━━━ DATA SHOWN ━━━

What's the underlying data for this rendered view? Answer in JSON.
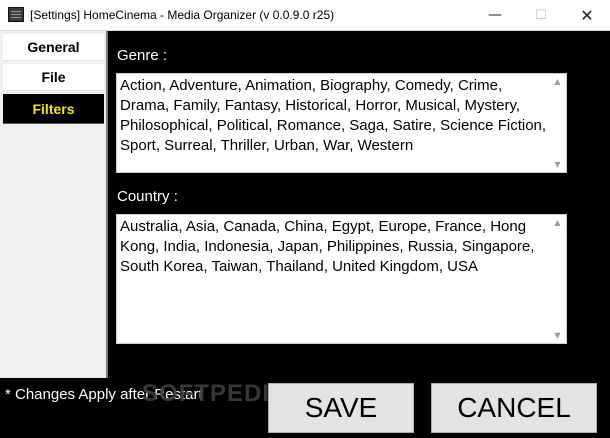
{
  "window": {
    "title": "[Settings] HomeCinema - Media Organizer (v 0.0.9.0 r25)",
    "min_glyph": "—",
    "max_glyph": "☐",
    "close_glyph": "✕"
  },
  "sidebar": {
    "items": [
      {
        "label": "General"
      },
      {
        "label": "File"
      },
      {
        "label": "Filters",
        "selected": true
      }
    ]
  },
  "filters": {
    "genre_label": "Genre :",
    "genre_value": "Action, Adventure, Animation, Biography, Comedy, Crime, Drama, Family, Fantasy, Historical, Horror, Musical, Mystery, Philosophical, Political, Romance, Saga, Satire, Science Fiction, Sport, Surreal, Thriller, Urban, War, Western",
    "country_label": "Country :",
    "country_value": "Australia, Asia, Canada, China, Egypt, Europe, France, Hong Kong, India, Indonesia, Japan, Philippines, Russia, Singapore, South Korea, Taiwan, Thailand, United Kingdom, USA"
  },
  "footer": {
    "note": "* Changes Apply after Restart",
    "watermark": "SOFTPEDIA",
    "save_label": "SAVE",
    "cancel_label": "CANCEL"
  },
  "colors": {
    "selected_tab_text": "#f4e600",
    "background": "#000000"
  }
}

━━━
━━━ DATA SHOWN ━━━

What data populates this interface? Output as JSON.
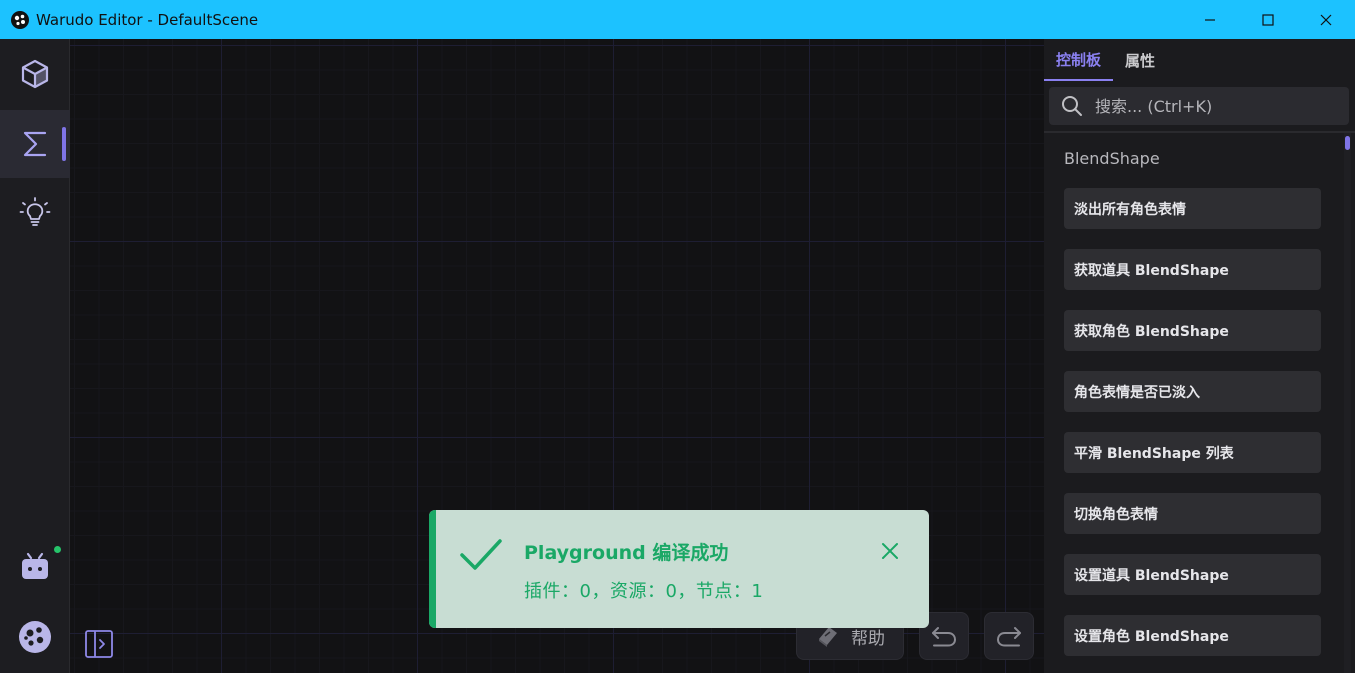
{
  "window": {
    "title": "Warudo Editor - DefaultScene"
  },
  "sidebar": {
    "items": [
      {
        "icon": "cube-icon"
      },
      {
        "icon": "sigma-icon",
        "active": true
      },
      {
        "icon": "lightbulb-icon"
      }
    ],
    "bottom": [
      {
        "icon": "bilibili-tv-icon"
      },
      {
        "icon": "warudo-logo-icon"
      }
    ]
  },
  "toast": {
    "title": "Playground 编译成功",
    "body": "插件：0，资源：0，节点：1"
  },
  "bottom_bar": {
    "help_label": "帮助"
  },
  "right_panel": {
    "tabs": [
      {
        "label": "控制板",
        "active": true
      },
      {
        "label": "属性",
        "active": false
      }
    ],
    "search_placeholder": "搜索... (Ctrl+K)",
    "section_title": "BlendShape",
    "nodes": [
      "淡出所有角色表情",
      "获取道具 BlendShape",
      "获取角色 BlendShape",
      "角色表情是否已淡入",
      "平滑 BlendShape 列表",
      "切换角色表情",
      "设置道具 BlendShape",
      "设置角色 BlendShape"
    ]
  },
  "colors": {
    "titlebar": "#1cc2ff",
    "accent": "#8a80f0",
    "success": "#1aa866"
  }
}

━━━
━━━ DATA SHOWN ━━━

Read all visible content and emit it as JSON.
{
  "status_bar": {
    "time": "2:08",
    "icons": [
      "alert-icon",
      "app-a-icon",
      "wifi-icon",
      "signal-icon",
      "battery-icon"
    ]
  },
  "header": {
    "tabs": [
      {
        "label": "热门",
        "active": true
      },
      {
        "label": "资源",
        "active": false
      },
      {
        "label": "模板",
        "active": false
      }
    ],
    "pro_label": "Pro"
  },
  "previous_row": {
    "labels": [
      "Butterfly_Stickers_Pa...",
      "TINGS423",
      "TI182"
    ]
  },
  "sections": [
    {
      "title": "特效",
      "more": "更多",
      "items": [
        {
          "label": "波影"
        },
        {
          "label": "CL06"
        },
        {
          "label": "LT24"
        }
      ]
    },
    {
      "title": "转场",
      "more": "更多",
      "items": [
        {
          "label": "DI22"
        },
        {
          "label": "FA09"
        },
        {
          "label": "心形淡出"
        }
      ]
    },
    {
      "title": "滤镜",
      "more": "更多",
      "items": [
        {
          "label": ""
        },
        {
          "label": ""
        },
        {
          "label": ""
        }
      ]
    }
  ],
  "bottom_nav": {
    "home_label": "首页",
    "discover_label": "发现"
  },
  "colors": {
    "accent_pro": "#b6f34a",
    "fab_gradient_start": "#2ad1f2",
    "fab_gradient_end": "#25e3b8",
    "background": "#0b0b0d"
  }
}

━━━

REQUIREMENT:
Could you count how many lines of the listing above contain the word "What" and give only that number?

YOUR SOLUTION:
2